apparent at the same time, but at other times one long curve is drawn,
such as in the beautiful opening piece 'Skeletune(s)'. AMT can be placed
among the likes of Illusion Of Safety and Brume. With the latter AMT
shares something odd: presenting a large body of work, which ranges from
good to excellent, it is hard to see the difference between each work.
(FdW / Vital Weekly)
Slavek Kwi continues its excellent work of organization of sounds in time and spaces exploiting great dynamic scales, unexpected ruptures, complex morphologies and astonishing changes. He pays much importance to the environmental sounds. (Jerome Noetinger / Metamkine)
track 07 [Infini] (3:13) [mp3]
|'zygosis', which is his first fulltime recording, starts with a witty beat track mixing high-pitched shakespeare monologues over syncopated jazz loops, and quickly convinces you that the deconstruction of stolen sound material (sourced from cabaret, orchestral music, rock, poetry...) may grow into something utterly personal and unique - most extraordinary examples are tracks 3, 4 & 6. after this tour-de-force, the listener is allowed a short break, while the cd-player skipps through the almost empty regions of track 9 - 22 (microscopic shards of static, lasting only for a few seconds each). those are quickly followed by a very powerful and dramatic piece (agora) that bears an almost recognizable song structure. the cd ends rather quietly with three unsymetrical ambient pieces followed by a short and funny epilogue. there's nothing more to add, except that 'zygosis' is probably one of the most brilliant achievements in musical 'piratage' so far, and first of all - regardless to it's historical relevance - it's simply beautyful! (extract from http606 web site)||This record is out of print.|
5 tracks - 59:54 min
track 7. Alvo Átrio 5:03 [mp3]

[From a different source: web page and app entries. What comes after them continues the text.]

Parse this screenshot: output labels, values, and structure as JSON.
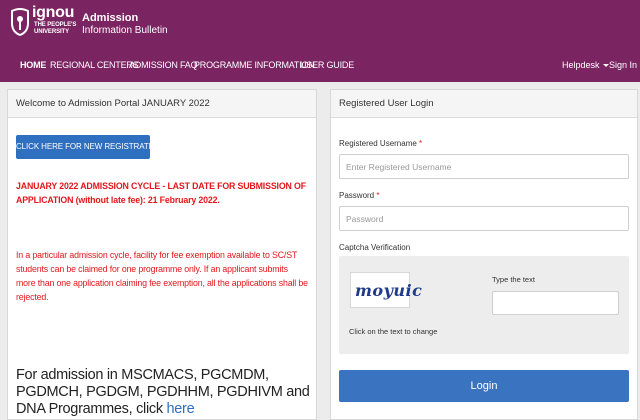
{
  "brand": {
    "logo_word": "ignou",
    "logo_sub1": "THE PEOPLE'S",
    "logo_sub2": "UNIVERSITY",
    "title": "Admission",
    "subtitle": "Information Bulletin"
  },
  "nav": {
    "items": [
      "HOME",
      "REGIONAL CENTERS",
      "ADMISSION FAQ",
      "PROGRAMME INFORMATION",
      "USER GUIDE"
    ],
    "helpdesk": "Helpdesk",
    "signin": "Sign In"
  },
  "welcome": {
    "heading": "Welcome to Admission Portal JANUARY 2022",
    "register_button": "CLICK HERE FOR NEW REGISTRATION",
    "notice_deadline": "JANUARY 2022 ADMISSION CYCLE - LAST DATE FOR SUBMISSION OF APPLICATION (without late fee): 21 February 2022.",
    "notice_fee": "In a particular admission cycle, facility for fee exemption available to SC/ST students can be claimed for one programme only. If an applicant submits more than one application claiming fee exemption, all the applications shall be rejected.",
    "admission_text": "For admission in MSCMACS, PGCMDM, PGDMCH, PGDGM, PGDHHM, PGDHIVM and DNA Programmes, click",
    "admission_link": "here"
  },
  "login": {
    "heading": "Registered User Login",
    "username_label": "Registered Username",
    "username_placeholder": "Enter Registered Username",
    "password_label": "Password",
    "password_placeholder": "Password",
    "required_mark": "*",
    "captcha_label": "Captcha Verification",
    "captcha_text": "moyuic",
    "captcha_hint": "Click on the text to change",
    "captcha_input_label": "Type the text",
    "login_button": "Login"
  },
  "colors": {
    "header": "#7b2462",
    "primary_button": "#2f6fbf",
    "notice": "#e3171b"
  }
}
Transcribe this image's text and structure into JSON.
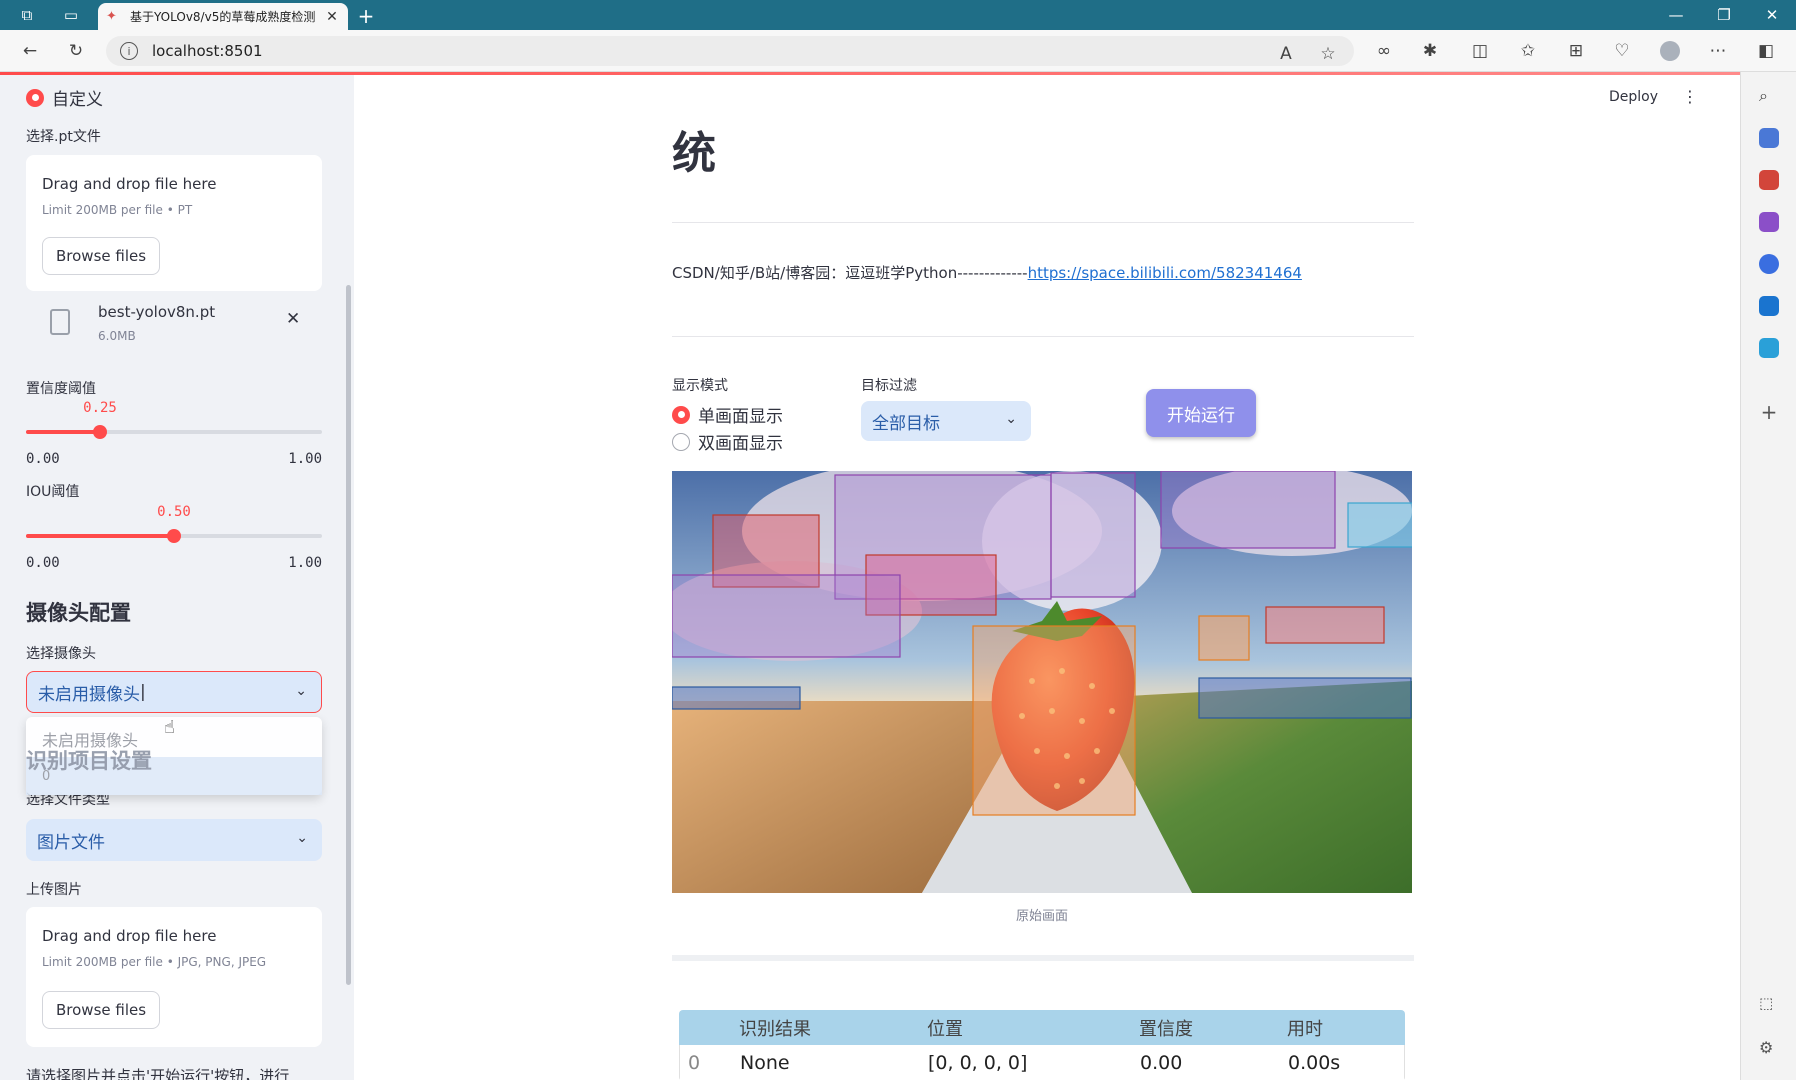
{
  "browser": {
    "tab_title": "基于YOLOv8/v5的草莓成熟度检测",
    "address": "localhost:8501"
  },
  "sidebar": {
    "model_radio_label": "自定义",
    "pt_label": "选择.pt文件",
    "pt_uploader": {
      "drag_text": "Drag and drop file here",
      "limit_text": "Limit 200MB per file • PT",
      "browse_label": "Browse files"
    },
    "uploaded_file": {
      "name": "best-yolov8n.pt",
      "size": "6.0MB"
    },
    "confidence": {
      "label": "置信度阈值",
      "value": 0.25,
      "value_text": "0.25",
      "min_text": "0.00",
      "max_text": "1.00"
    },
    "iou": {
      "label": "IOU阈值",
      "value": 0.5,
      "value_text": "0.50",
      "min_text": "0.00",
      "max_text": "1.00"
    },
    "camera_section": "摄像头配置",
    "camera_label": "选择摄像头",
    "camera_value": "未启用摄像头",
    "camera_options": [
      "未启用摄像头",
      "0"
    ],
    "project_section": "识别项目设置",
    "file_type_label": "选择文件类型",
    "file_type_value": "图片文件",
    "upload_image_label": "上传图片",
    "image_uploader": {
      "drag_text": "Drag and drop file here",
      "limit_text": "Limit 200MB per file • JPG, PNG, JPEG",
      "browse_label": "Browse files"
    },
    "bottom_hint": "请选择图片并点击'开始运行'按钮，进行"
  },
  "main": {
    "deploy_label": "Deploy",
    "title": "统",
    "credit_text": "CSDN/知乎/B站/博客园：逗逗班学Python-------------",
    "credit_link": "https://space.bilibili.com/582341464",
    "display_mode_label": "显示模式",
    "display_modes": [
      "单画面显示",
      "双画面显示"
    ],
    "target_filter_label": "目标过滤",
    "target_filter_value": "全部目标",
    "run_button": "开始运行",
    "image_caption": "原始画面",
    "table": {
      "headers": [
        "",
        "识别结果",
        "位置",
        "置信度",
        "用时"
      ],
      "rows": [
        [
          "0",
          "None",
          "[0, 0, 0, 0]",
          "0.00",
          "0.00s"
        ]
      ]
    }
  }
}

|J-M R is a French composer from Bordeaux. According to him, his main musical influences are Pierre Henry and Luc Ferrari. He works by recording natural sounds directly on a DAT with two microphones fixed on an helmet in order to create a real stereo. Then, he composes with these sounds on some old analogic Revox with very few effects or electronic treatments. Embrasement gathers together five of his last compositions : musique concrete with a lot of fair sounds, composition with sounds of a broken piano, some records loops and voices, composition with sweet voices and sounds extracted from an old P. Henry work, a more linear work and a last track composed with voice and oppressive sounds.||The three piece group from Portugal explore in ten tracks the possibilities of the church organ. The members play in various combinations on different organs. The outcome is very varied. The opening piece is barely audible, but the second piece is a loud, repitive, all register open one. Of course it's hard to see this music without any religious overtones, but Osso Exotico don't give a clue in that direction: all their pieces are untitled. Meditative pieces in most cases, but less minimal then the known minimalist who grew up with playing organ. This is a different approach then Charlemagne Palestine would do, but none the less this is quite interesting. (Frans de Waard - Vital weekly)|
3 tracks - 62:21 min
|P16.D4 existed from 1980 to 1988 as a
continuously working group. The only permanent member was Ralf
Wehowsky (RLW). Since 1992, RLW works under own name. All the tracks of
Tionchor had appeared on different compilations. They were restored
and compiled during 1986 for Tionchor which was released II/1987 as
L.P. (Selektion SLP 013). Three bonus tracks and the complete
discography have been added for this CD reissue.
March 08 : this record is now out of print.
|This record is out of print.|